(Source data)
- - - - - - -

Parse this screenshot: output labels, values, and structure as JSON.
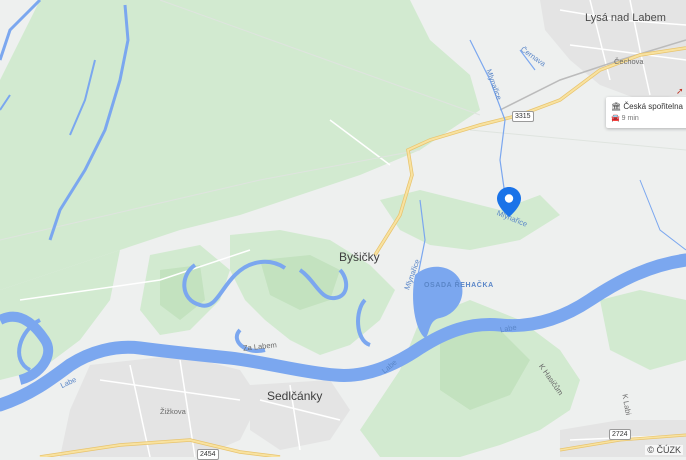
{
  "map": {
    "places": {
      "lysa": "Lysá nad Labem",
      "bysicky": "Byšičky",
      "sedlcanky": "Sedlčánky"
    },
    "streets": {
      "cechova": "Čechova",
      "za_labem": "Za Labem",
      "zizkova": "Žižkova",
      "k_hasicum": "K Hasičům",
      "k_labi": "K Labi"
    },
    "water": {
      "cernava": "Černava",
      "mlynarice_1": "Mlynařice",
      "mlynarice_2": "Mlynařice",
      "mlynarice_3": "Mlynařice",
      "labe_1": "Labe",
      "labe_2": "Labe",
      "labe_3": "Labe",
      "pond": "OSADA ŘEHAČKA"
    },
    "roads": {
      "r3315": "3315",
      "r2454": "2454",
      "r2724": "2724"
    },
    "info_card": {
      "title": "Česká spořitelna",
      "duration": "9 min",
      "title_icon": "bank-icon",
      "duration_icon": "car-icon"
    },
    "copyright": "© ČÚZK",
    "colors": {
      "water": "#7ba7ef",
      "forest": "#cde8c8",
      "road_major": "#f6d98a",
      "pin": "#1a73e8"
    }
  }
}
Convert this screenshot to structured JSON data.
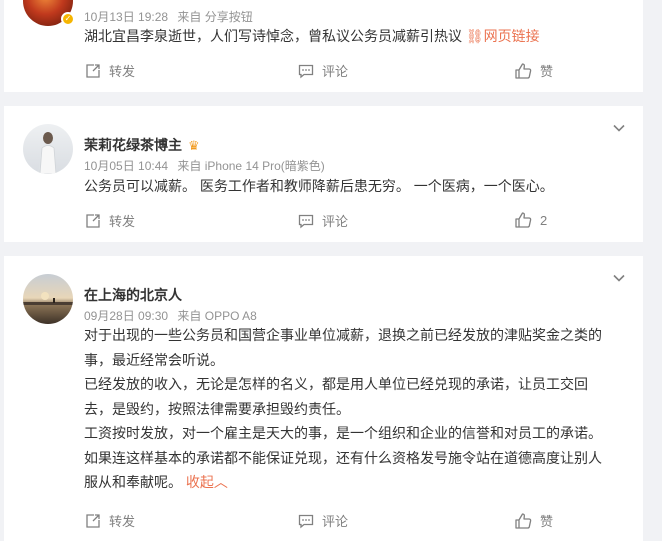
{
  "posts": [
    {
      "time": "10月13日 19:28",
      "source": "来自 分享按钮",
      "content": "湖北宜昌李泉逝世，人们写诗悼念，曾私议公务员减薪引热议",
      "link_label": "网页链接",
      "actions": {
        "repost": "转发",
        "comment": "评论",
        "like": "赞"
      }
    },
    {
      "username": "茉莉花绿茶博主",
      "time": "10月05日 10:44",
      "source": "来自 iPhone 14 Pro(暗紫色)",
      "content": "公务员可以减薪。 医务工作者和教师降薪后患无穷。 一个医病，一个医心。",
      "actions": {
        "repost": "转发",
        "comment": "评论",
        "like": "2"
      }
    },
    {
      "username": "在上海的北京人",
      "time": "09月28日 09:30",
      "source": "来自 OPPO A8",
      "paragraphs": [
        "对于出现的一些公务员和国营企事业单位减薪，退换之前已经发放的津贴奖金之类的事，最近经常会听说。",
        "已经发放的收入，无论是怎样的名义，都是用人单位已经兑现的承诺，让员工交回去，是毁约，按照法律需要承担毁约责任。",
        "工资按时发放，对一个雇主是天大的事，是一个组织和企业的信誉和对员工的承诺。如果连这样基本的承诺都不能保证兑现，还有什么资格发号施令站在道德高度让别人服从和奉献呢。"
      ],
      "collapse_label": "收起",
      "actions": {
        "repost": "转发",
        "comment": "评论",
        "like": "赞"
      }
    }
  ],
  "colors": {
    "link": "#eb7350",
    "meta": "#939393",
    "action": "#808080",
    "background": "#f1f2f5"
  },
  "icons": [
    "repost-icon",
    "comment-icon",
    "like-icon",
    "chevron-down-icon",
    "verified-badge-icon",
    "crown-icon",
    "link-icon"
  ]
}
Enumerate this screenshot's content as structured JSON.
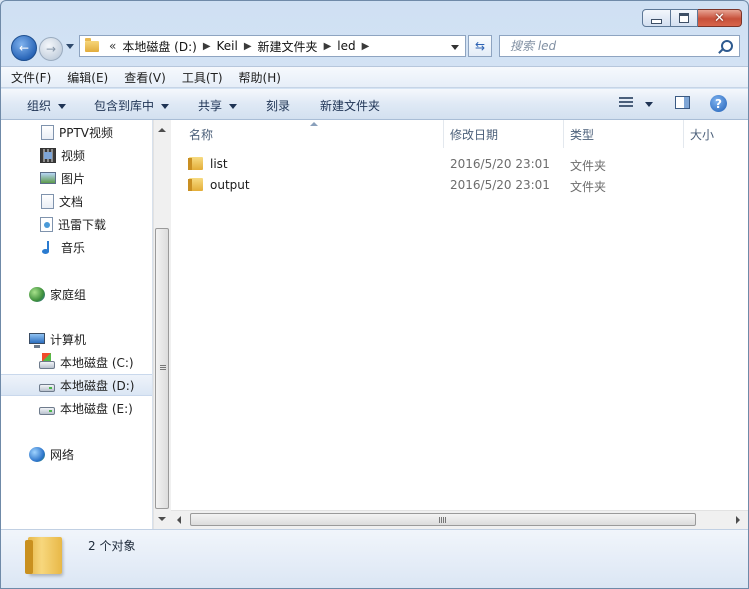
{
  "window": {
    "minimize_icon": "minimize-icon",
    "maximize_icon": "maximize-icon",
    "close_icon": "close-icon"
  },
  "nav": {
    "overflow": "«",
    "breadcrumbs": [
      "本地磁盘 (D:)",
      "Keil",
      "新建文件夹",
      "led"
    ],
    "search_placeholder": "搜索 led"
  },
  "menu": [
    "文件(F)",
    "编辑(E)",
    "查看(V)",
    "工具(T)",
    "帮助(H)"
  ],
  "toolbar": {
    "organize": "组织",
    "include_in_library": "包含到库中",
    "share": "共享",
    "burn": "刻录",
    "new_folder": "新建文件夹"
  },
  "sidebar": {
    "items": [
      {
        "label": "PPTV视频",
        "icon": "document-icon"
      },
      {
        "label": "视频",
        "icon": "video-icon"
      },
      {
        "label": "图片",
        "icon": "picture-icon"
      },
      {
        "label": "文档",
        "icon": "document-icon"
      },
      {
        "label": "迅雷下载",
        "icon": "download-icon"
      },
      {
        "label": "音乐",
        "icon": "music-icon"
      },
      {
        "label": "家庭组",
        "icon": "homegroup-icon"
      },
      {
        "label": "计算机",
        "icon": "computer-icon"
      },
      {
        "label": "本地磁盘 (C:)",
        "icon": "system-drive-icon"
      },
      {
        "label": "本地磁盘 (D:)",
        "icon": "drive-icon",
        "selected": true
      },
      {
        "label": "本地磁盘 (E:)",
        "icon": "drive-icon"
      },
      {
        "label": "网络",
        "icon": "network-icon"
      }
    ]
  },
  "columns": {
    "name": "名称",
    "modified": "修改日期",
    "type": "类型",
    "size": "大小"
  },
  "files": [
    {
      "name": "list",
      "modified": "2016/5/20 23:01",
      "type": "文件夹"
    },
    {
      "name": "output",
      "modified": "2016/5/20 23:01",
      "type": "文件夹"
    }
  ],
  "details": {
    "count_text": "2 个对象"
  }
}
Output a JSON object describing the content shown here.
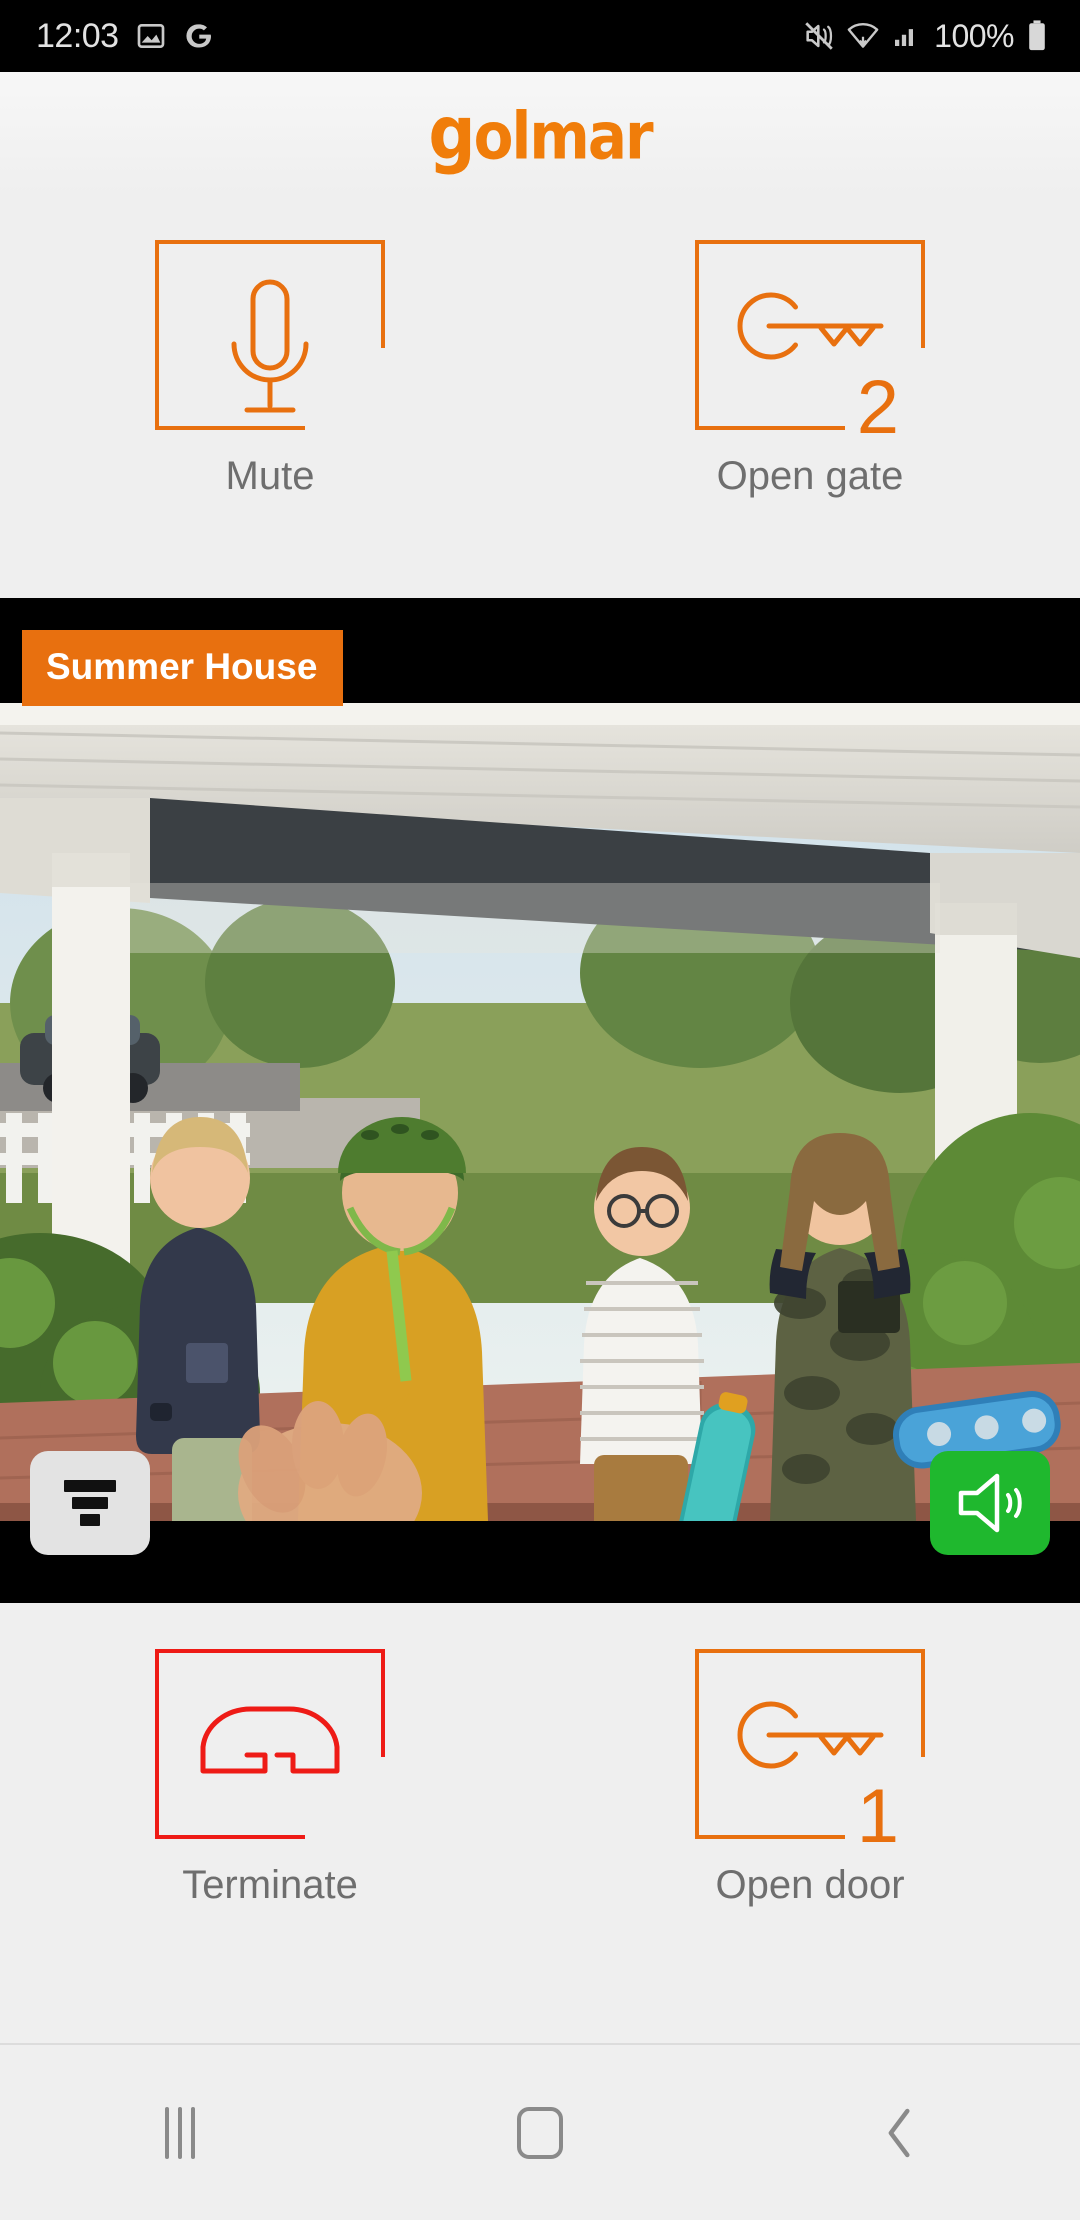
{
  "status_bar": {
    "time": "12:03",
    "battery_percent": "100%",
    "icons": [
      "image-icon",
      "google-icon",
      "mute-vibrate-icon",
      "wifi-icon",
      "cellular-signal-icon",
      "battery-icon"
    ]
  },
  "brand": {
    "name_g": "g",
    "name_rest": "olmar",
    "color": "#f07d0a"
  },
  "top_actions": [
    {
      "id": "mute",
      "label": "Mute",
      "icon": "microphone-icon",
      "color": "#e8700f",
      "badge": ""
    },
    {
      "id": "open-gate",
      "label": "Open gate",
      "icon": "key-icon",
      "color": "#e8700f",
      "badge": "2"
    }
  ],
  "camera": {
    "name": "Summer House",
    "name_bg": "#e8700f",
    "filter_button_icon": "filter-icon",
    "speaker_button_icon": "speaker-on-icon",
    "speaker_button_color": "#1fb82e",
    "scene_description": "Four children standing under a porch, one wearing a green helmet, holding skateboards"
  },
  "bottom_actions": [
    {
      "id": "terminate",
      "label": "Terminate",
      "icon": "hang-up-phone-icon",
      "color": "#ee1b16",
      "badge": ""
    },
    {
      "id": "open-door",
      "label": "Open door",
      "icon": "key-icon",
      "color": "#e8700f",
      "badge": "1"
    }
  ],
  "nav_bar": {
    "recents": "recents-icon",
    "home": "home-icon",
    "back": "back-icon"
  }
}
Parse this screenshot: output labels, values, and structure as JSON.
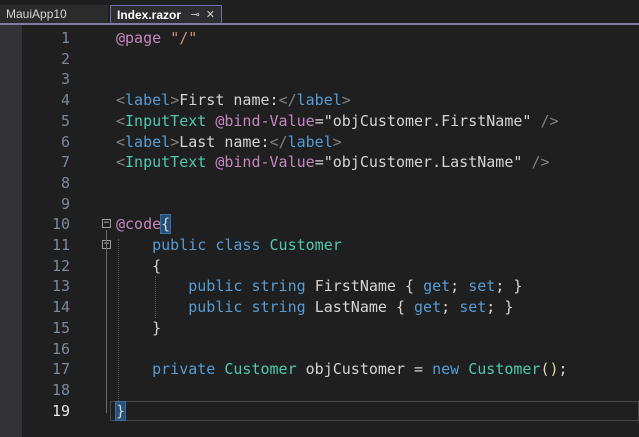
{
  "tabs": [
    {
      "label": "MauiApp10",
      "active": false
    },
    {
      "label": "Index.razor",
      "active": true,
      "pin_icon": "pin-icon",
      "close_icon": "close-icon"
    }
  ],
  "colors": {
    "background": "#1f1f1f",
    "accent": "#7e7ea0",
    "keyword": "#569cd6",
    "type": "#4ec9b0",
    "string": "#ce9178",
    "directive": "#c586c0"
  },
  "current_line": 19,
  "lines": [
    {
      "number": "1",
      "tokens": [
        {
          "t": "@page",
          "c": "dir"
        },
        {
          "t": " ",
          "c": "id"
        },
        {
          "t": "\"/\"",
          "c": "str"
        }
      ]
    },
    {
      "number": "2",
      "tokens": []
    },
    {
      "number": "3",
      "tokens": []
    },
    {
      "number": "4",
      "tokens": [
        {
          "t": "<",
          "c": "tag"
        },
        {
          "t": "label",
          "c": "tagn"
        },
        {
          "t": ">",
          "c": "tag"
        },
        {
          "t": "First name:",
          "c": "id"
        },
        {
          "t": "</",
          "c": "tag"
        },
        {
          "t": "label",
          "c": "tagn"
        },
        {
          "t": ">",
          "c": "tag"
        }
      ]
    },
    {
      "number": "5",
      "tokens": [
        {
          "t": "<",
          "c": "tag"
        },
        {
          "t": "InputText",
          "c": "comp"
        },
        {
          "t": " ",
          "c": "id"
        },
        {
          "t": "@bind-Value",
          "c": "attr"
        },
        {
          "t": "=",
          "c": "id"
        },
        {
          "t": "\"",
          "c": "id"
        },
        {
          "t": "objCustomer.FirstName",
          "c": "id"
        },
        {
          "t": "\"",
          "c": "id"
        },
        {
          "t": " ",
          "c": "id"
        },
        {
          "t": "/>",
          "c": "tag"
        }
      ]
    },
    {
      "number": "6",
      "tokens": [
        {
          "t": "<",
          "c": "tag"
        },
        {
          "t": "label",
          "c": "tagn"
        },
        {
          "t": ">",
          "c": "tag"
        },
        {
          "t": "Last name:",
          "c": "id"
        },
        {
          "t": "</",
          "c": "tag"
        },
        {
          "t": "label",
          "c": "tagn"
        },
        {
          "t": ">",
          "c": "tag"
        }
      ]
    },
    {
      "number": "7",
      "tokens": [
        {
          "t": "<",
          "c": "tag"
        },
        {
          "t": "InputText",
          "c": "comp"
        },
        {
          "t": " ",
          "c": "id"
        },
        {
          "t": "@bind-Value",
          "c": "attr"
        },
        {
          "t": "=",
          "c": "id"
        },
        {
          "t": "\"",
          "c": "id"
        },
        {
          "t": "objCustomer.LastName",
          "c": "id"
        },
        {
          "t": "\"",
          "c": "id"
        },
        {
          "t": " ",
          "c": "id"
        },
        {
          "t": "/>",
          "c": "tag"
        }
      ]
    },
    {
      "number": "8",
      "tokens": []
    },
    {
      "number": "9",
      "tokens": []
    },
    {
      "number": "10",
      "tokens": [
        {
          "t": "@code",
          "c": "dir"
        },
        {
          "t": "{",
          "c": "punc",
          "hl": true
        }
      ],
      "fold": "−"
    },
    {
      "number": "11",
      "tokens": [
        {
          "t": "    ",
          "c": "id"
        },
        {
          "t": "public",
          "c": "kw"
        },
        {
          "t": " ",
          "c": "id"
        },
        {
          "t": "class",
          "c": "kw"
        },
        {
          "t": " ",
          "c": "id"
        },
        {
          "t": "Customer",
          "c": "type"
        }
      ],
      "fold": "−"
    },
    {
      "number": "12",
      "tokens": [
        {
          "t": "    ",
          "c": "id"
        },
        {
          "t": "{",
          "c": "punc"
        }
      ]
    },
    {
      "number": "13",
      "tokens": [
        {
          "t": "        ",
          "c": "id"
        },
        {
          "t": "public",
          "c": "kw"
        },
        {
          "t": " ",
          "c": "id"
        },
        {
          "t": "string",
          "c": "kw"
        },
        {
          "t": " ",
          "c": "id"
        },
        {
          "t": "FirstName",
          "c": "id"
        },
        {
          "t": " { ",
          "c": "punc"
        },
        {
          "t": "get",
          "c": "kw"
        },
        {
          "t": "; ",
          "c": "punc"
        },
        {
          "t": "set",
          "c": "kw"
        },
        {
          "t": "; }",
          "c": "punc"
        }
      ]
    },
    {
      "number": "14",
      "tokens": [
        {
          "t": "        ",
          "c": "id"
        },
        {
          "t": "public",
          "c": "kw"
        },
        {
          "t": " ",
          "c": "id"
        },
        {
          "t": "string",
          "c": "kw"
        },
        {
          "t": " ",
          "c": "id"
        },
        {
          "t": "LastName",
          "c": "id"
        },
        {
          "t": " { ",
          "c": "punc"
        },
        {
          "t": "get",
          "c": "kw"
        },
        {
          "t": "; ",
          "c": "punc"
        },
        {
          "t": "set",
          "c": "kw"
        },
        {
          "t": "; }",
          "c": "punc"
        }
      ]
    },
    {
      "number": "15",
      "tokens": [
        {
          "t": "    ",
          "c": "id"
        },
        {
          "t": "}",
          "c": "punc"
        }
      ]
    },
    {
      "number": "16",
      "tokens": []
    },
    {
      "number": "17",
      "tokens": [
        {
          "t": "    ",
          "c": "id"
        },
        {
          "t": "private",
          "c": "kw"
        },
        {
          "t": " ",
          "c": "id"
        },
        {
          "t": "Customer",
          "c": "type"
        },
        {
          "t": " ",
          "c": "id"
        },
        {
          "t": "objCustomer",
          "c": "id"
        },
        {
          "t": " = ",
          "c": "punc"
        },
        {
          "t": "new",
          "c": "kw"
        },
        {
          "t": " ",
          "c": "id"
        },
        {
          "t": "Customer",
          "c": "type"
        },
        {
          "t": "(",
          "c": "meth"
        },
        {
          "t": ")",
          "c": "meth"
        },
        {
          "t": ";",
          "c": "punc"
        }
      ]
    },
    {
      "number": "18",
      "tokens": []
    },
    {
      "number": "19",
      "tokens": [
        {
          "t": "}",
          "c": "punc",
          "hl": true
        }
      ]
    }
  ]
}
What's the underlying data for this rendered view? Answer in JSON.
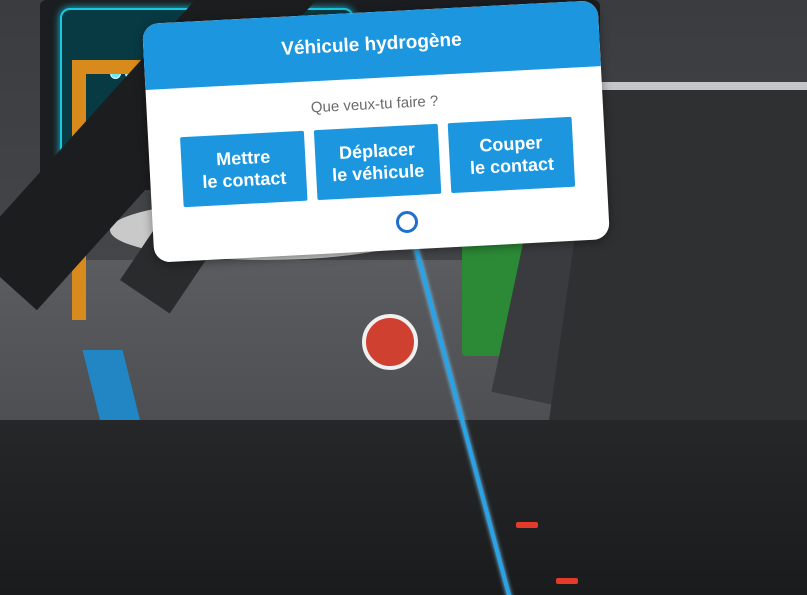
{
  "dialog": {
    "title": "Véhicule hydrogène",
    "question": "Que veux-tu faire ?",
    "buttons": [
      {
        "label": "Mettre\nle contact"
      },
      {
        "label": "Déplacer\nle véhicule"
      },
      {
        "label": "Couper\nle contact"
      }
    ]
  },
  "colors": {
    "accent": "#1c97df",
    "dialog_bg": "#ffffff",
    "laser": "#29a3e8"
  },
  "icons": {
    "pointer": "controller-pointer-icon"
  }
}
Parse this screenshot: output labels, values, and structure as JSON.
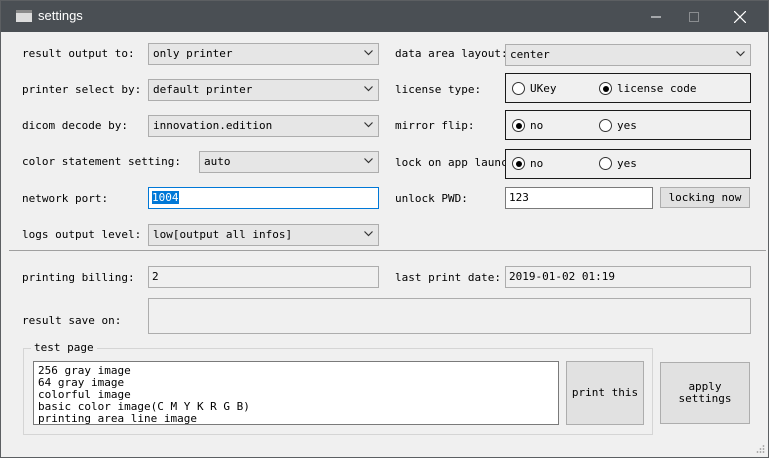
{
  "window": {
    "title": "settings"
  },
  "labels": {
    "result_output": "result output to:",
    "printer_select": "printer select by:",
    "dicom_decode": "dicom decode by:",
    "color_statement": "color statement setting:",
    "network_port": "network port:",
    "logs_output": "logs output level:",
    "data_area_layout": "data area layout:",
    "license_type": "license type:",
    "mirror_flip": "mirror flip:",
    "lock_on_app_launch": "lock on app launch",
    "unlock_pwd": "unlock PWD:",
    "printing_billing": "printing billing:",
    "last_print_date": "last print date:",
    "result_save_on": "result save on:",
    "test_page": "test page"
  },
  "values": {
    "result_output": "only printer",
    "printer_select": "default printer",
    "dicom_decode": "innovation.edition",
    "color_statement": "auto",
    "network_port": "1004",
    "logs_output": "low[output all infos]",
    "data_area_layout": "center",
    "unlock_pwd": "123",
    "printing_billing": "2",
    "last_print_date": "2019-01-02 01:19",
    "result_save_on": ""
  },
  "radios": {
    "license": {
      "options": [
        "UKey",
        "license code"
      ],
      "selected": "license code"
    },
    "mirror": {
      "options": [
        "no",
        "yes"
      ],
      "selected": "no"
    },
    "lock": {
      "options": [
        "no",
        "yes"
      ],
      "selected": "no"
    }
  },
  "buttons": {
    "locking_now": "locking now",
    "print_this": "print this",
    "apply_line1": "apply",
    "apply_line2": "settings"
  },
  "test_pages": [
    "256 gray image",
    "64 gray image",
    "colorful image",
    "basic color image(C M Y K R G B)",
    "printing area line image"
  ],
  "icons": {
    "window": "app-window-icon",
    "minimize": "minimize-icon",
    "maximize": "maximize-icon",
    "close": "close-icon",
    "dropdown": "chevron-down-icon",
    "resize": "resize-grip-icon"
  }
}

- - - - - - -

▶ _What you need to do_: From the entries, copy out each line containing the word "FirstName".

▶ _Answer section_:
          "t": "objCustomer.FirstName",
          "t": "FirstName",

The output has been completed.